Price (RRP): $1,299
Ready for some big-screen home theater action but your other half would rather you spend $2,000 on the bathroom renovations instead? BenQ has come to your rescue with one of the most affordable, yet feature-rich widescreen projectors on the market. The W100 sets new records for excellent performance at a very spouse-approving price.
For only $1,499 (a couple of hundred cheaper if you shop online), it will quite happily fill the closest plain white wall in a suitably darkened room (at this price you’re probably not going to want to shell out around $700 for a decent projector screen.)
Direct sunlight is its mortal enemy; with a brightness rating of only 1300 ANSI Lumens, you’ll need to ensure that the viewing area is quite dark. Our tests found it wasn’t a great deal brighter than an 800 ANSI Lumens rated Sanyo PLV-Z2, but darkened rooms are a price that most projector users are prepared to pay. The contrast ratio was excellent for such an inexpensive projector, with rich colours and lots of detail in the blacks. This is obviously a result of the projector being based around DLP technology.
Unfortunately many budget DLP projectors in the past have suffered from the dreaded rainbow effect, thanks to their sluggish 2-speed colour wheels. The W100 cleans up this problem with the introduction of a 4-speed, 7 segment colour wheel. In fact, it’s the first in its price bracket to offer this, and even this overly rainbow effect susceptible reviewer just noticed it in rare circumstances.
The design of the projector can only be described as utilitarian, with a very industrial boxy white shape. But we couldn’t fault the fan noise, which remained nearly imperceptible even during the quietest horror movie scene.
Image tweaking controls were relatively basic, but after a quick run of our Digital Video Essentials DVD we found we’d adjusted it enough for our liking. A decent range of inputs, including two sets of component jacks and a DVI-I connector should suit most people, although the lack of HDMI might put off prospective Blu-ray or HD-DVD owners.
The native resolution of 854 x 480 is probably the biggest thorn in the side of this otherwise excellent entry-level projector. You won’t want to blow out the image too much, as pixels will become quite noticeable when compared to 1280 x 720 projectors. It’ll be a while yet before the higher resolutions drop to this price point, and the DLP technology goes some way to hiding the pixels.

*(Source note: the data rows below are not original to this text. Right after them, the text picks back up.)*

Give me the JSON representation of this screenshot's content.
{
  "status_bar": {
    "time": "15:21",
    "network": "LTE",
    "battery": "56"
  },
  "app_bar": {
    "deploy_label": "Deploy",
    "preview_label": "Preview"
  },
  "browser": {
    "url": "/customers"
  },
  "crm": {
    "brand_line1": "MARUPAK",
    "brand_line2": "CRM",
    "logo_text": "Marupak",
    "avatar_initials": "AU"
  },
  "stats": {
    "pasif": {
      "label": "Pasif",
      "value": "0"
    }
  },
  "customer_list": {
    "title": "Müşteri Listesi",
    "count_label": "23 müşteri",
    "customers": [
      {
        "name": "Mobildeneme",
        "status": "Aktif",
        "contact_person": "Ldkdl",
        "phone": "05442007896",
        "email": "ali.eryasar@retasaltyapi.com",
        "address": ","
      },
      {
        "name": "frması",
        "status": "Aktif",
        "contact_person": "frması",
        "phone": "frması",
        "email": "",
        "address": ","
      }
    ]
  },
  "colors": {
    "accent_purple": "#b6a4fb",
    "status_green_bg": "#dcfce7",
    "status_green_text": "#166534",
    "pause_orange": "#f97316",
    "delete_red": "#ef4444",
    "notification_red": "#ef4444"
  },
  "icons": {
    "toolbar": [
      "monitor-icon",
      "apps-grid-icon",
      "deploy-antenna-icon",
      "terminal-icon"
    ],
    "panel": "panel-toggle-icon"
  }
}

BenQ should be commended for making the ultra-big screen experience more affordable than ever before. At this price point you’ll be able to set up a solid entry level theatre, and keep the other half happy with a shiny new bathtub.